From corruption scandals involving one of South Africa’s most influential families, to simple measures improving farming conditions and the day-to-day lives of hundreds of rural Indian women, water has once again been a prominent theme across global platforms. Here we are sharing some of the most thought-provoking water-related stories and resources that the internet had to offer in September. Share other suggestions in the comments field.
The links go to the websites of origin. WIN is not responsible for the accuracy of external content.
Global – Leaders pledged to greatly reduce poverty by 2030. In some places, deprivation may only get worse
Coinciding with the UN General Assembly, Global Goals Week took place 22 – 29 September. It’s the annual week of action where UN agencies, international organisations, NGOs, and communities push for action, and call for accountability, to achieve the Sustainable Development Goals (SDGs).
Adopted in 2015, we are only three years down the road, but is the global community on track to achieve the 17 commitments? A new report from the International Rescue Committee (IRC) seems to suggest no, with low and middle income countries, and those considered ‘fragile’, lagging behind the most. Citing conflict, forced migration, and the reduction of international donor funds, the report predicts that 2030 will see deprivation get worse in certain parts of the world.
Read the full article via The Washington Post.
South Africa – South Africa to Investigate Water Department Deals With SAP
South African President Cyril Ramaphosa has called for a probe into the behaviour of the Department of Water & Sanitation over corruption allegations in their awarding of an IT contract to German company SAP SE.
SAP SE claims it has paid approximately USD8.4 million to firms connected to the powerful business family, the Guptas, who allegedly used their influence with the former President Jacob Zuma to secure state contracts.
Read the full article via Bloomberg.
Iraq – Protests Continue In Port City In Iraq Over Lack Of Drinking Water And Corruption
Basra, a port city of sprawling slums off Iraq’s southern oilfields, has seen weeks of protests over a lack of clean drinking water. Many protestors in the nation’s second largest city cite political corruption and neglect as the crux of the problem. Jane Arraf, NPR reporter, speaks with those taking to the streets demanding their essential services.
Listen to the soundbite via NPR.
Global – Water and Sanitation Information Brief: Anti-Corruption in Water and Sanitation
A new brief produced by Sida – the Swedish International Development Cooperation Agency – outlines what corruption in the water sector means, the fundamental elements needed to address these issues, and the important actors, including WIN, working to improve integrity. Highlighting the need for a multi-pronged approach – from implementing accountability measures to hold decision-makers to account, to open and equitable participation of communities and civil society through the various stages of the programme process – Sida once more draws attention to the roles transparency, accountability, and participation play in improving the sustainability of the sector. Sida’s approach to corruption is:

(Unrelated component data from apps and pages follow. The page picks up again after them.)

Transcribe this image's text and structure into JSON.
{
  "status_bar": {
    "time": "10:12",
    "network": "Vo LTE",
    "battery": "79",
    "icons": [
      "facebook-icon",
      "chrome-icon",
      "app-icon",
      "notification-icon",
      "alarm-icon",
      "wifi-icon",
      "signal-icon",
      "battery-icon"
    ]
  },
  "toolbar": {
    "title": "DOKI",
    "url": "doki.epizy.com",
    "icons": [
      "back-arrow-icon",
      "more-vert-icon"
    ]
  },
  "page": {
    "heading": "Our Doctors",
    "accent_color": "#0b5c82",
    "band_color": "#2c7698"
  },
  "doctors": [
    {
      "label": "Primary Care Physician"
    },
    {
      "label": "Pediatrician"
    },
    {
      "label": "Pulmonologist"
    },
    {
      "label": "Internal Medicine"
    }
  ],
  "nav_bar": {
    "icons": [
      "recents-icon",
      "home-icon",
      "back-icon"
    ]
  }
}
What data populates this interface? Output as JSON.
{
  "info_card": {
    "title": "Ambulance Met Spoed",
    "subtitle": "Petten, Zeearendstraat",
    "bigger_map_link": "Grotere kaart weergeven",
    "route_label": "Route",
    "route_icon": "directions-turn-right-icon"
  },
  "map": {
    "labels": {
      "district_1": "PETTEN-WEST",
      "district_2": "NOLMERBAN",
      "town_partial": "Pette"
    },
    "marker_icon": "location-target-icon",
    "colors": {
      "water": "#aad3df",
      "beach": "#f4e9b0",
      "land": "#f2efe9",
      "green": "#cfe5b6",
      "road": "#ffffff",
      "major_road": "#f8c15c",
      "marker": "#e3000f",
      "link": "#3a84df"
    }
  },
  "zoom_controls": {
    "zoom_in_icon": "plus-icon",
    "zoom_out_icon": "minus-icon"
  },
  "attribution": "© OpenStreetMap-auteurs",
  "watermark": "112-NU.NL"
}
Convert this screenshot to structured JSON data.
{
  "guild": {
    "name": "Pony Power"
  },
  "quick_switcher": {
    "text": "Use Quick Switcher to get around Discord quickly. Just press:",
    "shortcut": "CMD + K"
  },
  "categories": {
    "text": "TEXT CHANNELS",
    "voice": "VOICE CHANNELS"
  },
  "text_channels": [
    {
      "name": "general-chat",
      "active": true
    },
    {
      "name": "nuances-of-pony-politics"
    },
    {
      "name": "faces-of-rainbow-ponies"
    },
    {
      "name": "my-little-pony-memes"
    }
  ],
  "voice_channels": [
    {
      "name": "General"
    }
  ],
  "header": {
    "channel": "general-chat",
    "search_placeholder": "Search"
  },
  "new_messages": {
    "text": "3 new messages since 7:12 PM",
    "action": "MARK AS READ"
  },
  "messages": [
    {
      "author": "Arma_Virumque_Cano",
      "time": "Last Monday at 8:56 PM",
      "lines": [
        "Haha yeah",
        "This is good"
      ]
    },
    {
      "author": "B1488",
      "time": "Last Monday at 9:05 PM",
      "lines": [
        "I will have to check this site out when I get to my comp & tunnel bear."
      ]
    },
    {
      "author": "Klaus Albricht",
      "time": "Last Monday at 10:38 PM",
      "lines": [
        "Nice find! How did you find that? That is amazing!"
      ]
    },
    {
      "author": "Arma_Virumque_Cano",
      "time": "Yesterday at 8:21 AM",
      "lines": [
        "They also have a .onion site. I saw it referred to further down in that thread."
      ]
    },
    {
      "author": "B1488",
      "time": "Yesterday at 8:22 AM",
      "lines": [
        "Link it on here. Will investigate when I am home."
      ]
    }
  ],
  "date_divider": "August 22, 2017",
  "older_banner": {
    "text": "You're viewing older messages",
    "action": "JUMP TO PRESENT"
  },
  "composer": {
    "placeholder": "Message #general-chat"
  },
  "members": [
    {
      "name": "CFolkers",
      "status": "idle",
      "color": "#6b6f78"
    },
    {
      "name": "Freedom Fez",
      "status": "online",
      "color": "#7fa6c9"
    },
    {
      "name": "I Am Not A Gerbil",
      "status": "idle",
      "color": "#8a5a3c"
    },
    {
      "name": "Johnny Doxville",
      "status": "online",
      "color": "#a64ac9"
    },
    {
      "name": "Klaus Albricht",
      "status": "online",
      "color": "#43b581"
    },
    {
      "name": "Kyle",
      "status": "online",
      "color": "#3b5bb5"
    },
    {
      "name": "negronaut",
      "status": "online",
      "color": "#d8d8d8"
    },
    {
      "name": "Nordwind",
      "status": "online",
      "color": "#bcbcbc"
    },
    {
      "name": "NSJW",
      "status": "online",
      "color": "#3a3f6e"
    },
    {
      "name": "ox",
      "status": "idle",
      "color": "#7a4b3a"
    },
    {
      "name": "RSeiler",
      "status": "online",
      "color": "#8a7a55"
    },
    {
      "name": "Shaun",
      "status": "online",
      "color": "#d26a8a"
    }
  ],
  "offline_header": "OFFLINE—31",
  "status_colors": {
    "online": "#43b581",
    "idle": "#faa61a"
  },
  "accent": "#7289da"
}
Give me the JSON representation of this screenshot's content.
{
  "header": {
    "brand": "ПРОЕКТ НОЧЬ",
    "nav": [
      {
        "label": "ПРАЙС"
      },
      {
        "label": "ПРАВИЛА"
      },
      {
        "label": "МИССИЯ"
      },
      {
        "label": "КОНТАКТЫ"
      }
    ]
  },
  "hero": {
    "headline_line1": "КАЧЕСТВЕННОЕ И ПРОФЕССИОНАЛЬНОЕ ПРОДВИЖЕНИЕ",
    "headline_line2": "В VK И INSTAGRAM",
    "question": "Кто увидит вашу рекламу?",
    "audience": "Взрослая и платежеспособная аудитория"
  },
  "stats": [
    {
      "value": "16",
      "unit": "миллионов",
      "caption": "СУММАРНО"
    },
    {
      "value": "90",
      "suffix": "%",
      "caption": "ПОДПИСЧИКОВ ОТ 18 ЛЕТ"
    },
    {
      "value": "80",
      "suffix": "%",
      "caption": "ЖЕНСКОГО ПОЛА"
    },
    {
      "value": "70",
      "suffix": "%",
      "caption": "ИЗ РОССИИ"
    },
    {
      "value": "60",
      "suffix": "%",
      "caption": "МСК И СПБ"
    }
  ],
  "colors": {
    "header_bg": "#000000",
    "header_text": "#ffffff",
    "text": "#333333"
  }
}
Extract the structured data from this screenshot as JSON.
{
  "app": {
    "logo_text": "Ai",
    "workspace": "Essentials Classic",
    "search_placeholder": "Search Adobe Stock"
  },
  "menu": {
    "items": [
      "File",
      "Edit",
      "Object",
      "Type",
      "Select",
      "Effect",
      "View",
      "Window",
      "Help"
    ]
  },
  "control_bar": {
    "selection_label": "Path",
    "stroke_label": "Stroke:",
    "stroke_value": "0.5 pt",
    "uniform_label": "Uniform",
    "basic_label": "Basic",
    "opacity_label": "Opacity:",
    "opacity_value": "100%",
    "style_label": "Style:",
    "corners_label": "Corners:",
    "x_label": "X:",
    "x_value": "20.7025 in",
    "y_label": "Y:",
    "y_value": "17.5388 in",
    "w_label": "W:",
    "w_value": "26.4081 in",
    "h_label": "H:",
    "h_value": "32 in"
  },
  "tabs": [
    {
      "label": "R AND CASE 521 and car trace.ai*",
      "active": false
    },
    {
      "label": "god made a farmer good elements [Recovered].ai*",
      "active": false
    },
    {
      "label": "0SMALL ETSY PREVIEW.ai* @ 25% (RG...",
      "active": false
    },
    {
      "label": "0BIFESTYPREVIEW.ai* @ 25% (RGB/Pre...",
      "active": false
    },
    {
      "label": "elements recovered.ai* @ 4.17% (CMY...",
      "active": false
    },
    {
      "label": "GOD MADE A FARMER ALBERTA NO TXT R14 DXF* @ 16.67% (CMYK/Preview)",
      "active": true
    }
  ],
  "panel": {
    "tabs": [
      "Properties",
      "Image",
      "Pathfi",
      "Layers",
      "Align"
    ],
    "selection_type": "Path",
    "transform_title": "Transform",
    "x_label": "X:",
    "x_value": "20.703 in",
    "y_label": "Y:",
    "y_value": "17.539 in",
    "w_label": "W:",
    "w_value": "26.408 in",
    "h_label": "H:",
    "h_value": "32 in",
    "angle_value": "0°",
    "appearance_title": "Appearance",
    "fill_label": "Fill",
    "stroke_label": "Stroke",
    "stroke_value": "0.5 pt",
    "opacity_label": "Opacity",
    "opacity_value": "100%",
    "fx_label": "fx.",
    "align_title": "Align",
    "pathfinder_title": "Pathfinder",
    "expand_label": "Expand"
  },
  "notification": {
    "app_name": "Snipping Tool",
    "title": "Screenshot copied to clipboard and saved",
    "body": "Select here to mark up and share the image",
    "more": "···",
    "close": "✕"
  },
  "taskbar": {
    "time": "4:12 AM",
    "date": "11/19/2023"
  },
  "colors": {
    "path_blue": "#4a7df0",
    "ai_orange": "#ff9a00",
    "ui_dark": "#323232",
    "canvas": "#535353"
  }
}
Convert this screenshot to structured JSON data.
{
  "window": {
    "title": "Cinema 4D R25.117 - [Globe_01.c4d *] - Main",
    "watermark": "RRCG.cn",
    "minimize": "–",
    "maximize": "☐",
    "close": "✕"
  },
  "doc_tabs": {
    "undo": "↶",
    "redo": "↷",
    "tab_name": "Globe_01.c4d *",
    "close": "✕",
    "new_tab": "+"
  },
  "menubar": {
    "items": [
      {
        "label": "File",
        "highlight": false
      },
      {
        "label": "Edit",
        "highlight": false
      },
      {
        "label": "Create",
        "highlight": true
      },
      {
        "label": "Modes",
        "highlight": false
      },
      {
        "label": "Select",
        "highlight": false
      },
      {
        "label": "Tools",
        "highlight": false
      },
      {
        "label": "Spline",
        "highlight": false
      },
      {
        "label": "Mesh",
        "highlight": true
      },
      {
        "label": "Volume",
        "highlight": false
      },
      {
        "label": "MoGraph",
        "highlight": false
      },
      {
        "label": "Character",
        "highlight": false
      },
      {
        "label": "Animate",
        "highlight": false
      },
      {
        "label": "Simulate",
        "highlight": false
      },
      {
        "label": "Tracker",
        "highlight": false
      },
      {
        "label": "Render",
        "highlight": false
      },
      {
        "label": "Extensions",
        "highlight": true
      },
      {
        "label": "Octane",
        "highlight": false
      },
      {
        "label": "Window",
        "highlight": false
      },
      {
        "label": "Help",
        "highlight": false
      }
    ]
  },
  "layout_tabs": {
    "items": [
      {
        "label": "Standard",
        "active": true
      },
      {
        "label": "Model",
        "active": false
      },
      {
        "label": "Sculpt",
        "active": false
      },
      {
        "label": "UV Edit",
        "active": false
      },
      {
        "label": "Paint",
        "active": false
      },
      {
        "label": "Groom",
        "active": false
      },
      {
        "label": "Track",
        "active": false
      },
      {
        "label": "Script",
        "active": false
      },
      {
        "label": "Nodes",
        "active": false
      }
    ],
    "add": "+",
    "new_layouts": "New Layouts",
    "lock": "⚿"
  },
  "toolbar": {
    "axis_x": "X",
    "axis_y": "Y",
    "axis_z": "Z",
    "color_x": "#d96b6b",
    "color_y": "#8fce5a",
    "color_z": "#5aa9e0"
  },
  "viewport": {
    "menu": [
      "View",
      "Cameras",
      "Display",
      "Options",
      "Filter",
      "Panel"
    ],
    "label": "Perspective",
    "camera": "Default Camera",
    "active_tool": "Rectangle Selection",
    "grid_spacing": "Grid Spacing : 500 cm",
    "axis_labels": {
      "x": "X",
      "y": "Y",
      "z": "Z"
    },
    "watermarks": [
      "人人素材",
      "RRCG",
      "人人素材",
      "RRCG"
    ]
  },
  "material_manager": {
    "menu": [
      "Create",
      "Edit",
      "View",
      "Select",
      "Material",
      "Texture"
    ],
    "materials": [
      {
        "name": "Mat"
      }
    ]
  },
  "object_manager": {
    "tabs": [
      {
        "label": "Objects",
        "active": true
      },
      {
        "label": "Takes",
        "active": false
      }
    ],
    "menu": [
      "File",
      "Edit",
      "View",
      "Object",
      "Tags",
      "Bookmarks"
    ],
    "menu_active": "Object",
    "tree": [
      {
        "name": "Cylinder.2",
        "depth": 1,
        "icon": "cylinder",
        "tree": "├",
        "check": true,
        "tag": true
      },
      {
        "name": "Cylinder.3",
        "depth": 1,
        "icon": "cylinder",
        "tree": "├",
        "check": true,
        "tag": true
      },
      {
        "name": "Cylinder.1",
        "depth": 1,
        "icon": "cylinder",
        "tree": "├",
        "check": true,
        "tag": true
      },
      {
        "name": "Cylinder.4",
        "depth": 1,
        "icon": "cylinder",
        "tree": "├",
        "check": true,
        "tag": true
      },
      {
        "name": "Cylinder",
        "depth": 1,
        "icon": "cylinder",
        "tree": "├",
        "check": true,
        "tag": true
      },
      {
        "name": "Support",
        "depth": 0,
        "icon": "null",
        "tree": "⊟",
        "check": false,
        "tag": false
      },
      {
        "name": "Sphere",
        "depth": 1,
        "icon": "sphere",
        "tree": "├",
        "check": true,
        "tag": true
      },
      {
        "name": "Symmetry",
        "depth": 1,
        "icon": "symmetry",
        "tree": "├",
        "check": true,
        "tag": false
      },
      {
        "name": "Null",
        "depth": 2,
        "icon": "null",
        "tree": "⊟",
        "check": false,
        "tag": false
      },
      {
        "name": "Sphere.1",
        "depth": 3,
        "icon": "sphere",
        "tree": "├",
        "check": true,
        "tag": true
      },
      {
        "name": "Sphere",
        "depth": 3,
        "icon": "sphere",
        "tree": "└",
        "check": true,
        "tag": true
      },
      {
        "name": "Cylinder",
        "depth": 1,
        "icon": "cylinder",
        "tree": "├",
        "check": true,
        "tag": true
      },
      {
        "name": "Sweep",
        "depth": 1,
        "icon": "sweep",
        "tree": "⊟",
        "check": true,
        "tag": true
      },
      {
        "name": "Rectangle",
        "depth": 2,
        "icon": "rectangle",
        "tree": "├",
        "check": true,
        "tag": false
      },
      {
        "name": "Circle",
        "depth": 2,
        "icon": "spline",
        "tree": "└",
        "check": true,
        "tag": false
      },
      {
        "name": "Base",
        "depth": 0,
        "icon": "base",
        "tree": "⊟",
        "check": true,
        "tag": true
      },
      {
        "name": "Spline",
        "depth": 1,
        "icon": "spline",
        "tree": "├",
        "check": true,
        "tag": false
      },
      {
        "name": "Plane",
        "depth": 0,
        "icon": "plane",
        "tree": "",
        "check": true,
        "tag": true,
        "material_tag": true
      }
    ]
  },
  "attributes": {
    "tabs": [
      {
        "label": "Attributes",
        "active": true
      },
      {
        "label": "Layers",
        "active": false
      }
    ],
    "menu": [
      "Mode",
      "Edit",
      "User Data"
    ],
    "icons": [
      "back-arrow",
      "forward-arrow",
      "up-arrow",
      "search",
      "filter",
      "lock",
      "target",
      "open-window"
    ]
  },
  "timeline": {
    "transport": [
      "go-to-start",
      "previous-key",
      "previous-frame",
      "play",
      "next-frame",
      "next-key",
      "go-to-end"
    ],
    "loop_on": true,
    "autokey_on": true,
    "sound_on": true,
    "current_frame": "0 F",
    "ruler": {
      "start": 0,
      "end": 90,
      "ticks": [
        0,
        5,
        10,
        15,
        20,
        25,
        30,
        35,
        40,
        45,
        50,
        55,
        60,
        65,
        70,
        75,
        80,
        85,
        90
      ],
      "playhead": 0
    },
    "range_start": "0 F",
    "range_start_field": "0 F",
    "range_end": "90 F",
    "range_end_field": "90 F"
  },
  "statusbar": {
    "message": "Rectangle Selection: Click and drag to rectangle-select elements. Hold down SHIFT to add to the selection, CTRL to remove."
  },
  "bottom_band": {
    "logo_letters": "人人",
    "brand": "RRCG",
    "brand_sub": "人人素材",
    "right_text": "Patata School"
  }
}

- Always prevent
- Never accept
- Always inform
- Always act
Download the brief via ReliefWeb.
India – Farm ponds improve lives of Singhbhum women
Since 2013, Tata Steel Rural Development has constructed approximately 800 farm ponds in East Singhbhum, West Singhbhum, and Seraikela Kharsawan districts of eastern India. Generally, the ponds increase water security for farmers, while reducing the time and energy it takes to collect water. The new ponds, however, are specifically improving the lives of rural women who are now able to access water for bathing and sanitation purposes much more easily, and allowing them extra time to socialise and undertake other activities.
‘Apart from reduction in drudgery, time saved in collecting water has positive effect on the health of women. It is clear that one should look beyond economic parameters and consider the social impacts while constructing water-harvesting structures’.
Read the full article via Village Square.